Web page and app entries
- - - -

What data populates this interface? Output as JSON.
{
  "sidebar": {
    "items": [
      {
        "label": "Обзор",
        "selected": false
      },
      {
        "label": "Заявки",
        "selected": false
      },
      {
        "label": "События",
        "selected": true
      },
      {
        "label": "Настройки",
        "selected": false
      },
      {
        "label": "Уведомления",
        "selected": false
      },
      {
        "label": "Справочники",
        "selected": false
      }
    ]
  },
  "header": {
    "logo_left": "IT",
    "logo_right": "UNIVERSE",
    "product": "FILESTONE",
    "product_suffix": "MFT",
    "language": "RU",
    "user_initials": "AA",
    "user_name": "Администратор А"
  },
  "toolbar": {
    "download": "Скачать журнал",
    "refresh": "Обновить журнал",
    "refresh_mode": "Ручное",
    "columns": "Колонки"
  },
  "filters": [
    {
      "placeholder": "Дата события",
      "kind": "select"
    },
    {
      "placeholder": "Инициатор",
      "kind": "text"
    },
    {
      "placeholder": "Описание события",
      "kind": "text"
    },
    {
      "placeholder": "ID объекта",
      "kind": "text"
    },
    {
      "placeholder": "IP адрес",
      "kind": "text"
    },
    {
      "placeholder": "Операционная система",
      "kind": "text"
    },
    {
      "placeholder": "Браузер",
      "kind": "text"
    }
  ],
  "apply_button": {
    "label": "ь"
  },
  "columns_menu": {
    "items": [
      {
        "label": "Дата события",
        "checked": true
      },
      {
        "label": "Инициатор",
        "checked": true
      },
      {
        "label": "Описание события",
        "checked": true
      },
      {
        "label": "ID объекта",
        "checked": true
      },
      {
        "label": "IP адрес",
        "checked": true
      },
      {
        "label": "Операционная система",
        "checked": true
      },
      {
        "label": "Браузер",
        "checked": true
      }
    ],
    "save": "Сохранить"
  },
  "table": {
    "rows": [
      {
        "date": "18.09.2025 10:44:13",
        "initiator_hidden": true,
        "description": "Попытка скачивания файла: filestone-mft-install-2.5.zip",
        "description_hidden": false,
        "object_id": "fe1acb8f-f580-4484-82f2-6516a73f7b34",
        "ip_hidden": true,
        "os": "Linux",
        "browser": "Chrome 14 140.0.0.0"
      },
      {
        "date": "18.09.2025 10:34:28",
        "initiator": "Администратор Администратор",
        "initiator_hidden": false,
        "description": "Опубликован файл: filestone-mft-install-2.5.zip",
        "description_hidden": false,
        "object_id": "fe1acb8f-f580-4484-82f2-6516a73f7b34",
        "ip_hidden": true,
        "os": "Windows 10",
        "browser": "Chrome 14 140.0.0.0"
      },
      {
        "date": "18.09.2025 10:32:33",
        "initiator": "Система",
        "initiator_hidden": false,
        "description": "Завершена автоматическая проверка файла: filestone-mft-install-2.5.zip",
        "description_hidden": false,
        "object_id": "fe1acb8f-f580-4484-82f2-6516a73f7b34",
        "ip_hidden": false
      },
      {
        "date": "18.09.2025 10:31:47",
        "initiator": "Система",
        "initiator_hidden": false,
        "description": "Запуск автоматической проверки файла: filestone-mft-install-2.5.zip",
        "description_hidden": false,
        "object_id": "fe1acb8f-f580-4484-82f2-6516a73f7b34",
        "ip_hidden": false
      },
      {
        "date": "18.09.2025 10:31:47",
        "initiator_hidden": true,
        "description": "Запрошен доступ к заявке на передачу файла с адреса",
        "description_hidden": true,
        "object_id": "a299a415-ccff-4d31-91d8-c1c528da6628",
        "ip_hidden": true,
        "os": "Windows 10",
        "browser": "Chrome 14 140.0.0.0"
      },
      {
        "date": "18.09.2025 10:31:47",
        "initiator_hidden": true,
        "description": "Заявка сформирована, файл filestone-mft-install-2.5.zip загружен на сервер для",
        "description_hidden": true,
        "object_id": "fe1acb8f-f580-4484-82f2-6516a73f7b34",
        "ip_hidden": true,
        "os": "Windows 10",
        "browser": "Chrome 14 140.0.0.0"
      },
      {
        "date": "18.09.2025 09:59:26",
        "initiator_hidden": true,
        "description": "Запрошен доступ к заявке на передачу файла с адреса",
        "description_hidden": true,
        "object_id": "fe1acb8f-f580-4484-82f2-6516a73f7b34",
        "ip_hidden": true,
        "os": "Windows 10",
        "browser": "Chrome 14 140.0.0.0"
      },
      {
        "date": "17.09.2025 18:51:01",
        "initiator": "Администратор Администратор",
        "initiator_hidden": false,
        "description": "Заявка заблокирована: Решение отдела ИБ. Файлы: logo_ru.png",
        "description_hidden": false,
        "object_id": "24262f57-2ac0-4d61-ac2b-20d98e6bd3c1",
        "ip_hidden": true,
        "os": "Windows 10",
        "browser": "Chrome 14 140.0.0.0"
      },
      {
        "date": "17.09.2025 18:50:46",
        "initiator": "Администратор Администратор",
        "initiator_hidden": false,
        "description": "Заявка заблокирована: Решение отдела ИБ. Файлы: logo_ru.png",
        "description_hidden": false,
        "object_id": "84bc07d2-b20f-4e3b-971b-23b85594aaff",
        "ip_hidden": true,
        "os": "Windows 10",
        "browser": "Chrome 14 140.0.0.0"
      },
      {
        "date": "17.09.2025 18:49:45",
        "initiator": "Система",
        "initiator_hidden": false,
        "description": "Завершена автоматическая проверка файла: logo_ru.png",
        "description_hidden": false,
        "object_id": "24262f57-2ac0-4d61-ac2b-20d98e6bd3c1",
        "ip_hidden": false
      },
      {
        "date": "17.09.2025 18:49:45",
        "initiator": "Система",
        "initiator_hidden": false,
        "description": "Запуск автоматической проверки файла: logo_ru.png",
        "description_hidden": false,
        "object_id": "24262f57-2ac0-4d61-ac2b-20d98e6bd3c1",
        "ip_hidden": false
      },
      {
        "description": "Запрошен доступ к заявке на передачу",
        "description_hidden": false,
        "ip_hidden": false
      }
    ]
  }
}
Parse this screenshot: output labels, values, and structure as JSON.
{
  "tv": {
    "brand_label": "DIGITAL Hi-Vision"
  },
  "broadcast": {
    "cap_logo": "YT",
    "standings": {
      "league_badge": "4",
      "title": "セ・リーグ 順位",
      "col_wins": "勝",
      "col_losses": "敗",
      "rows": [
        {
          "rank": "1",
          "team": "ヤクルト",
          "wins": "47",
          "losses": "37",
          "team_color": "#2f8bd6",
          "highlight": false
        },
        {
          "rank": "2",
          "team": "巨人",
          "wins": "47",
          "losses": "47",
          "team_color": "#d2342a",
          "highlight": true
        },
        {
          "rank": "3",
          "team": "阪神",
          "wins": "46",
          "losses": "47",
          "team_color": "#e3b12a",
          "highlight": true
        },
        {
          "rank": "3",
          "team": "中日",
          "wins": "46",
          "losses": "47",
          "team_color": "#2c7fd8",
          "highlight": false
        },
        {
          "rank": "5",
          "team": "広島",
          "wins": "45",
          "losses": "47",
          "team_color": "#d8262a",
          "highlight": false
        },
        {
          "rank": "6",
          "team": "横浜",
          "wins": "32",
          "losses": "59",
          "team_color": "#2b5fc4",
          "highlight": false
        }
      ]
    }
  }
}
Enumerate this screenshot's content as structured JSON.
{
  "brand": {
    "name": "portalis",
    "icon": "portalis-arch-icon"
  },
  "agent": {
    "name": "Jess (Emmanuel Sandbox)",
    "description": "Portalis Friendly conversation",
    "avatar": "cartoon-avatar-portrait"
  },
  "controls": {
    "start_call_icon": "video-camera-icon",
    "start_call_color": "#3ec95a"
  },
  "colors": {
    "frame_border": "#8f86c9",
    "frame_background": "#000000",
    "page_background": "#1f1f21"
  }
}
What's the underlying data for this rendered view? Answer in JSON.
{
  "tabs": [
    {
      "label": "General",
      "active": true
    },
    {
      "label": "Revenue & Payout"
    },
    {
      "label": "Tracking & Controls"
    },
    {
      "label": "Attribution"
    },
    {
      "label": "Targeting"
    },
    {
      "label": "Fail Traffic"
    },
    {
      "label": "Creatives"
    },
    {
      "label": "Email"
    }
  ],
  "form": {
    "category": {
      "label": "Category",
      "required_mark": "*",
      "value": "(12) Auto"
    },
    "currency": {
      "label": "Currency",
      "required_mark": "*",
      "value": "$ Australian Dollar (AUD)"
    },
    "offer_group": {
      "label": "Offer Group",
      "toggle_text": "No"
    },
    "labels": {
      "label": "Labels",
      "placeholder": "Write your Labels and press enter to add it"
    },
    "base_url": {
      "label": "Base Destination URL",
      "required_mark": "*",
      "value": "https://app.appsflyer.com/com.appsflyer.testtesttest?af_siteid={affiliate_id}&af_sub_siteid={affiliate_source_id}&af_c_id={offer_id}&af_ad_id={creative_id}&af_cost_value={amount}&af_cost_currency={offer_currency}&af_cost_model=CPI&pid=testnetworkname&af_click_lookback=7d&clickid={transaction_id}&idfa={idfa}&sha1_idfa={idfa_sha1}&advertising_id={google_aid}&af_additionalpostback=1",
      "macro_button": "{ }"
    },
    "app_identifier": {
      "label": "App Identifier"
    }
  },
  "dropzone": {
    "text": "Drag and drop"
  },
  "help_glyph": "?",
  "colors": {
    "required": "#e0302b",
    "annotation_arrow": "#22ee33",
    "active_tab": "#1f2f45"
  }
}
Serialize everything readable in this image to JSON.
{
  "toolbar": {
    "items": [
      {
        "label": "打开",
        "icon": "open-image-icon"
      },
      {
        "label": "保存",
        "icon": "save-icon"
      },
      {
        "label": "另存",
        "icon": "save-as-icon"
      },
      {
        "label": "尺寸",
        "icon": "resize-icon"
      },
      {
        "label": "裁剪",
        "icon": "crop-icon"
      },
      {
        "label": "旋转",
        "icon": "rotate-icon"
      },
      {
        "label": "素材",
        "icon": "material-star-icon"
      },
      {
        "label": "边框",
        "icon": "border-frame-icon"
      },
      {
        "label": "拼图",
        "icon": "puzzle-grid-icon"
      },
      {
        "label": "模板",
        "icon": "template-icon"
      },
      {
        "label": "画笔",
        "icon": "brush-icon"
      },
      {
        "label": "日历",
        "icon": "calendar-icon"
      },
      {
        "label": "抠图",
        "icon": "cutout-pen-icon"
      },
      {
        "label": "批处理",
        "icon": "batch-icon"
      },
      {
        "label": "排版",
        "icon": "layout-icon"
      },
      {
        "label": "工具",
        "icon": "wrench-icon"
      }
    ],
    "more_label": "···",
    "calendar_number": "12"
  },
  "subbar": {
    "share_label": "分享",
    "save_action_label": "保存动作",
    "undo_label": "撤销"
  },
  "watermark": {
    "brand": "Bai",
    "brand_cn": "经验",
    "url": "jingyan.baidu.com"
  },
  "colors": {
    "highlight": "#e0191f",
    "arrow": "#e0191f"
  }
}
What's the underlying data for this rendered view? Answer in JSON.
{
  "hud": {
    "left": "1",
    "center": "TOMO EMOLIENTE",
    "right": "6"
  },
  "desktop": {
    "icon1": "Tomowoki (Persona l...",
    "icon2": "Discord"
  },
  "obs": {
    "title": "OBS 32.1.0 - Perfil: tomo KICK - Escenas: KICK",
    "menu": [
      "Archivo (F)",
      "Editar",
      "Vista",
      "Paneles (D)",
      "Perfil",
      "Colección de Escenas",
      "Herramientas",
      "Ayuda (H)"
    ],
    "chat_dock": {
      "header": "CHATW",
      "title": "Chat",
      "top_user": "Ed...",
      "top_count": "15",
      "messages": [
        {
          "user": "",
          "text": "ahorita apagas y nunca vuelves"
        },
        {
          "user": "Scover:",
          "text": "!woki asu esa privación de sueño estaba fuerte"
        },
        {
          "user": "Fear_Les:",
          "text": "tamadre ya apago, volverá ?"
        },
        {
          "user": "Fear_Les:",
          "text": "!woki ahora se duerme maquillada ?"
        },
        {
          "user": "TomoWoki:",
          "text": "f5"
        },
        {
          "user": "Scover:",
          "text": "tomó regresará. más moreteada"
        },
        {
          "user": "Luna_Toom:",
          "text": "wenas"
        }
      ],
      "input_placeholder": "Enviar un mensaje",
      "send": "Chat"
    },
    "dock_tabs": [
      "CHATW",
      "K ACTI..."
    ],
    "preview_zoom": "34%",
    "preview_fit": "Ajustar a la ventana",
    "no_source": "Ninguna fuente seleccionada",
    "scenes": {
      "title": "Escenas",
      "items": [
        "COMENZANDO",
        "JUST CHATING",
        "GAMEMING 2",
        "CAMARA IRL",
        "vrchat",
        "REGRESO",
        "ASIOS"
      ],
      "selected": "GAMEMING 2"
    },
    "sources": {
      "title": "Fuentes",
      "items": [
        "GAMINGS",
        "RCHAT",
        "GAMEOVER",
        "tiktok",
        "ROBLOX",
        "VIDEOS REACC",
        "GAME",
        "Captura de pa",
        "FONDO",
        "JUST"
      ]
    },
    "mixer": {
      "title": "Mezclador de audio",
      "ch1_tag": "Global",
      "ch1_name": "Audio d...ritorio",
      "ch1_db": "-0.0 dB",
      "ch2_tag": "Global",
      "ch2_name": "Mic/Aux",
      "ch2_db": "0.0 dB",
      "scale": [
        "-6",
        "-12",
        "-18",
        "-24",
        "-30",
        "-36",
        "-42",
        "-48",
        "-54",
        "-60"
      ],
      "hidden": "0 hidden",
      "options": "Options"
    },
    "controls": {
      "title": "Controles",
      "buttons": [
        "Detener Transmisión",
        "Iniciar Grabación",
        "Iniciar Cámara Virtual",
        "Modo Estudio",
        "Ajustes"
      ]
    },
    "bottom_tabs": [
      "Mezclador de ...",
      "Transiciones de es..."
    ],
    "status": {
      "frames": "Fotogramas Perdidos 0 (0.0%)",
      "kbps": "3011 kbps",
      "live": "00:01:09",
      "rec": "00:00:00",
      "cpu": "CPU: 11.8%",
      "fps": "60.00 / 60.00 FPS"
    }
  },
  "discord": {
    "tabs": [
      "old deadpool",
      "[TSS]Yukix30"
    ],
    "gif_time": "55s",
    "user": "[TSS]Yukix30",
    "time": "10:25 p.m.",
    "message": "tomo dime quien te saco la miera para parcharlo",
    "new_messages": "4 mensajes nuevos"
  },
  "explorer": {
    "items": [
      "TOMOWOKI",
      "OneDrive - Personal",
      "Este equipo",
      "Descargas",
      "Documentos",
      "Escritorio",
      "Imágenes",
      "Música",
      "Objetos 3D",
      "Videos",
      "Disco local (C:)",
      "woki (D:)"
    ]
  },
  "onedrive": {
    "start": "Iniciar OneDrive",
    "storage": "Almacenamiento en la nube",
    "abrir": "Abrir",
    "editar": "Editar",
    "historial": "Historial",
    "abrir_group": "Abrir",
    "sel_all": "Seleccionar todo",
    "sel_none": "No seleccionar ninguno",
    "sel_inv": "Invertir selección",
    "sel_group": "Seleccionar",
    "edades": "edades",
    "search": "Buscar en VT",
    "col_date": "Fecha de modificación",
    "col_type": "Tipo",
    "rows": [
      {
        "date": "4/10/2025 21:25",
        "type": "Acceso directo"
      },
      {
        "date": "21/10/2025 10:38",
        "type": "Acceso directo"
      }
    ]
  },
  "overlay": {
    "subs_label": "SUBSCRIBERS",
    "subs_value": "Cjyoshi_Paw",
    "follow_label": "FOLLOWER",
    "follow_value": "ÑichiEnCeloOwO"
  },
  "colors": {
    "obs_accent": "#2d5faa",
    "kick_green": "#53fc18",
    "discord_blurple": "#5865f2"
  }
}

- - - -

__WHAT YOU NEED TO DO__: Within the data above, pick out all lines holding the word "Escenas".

__ANSWER SECTION__:
    "title": "OBS 32.1.0 - Perfil: tomo KICK - Escenas: KICK",
      "Colección de Escenas",
      "title": "Escenas",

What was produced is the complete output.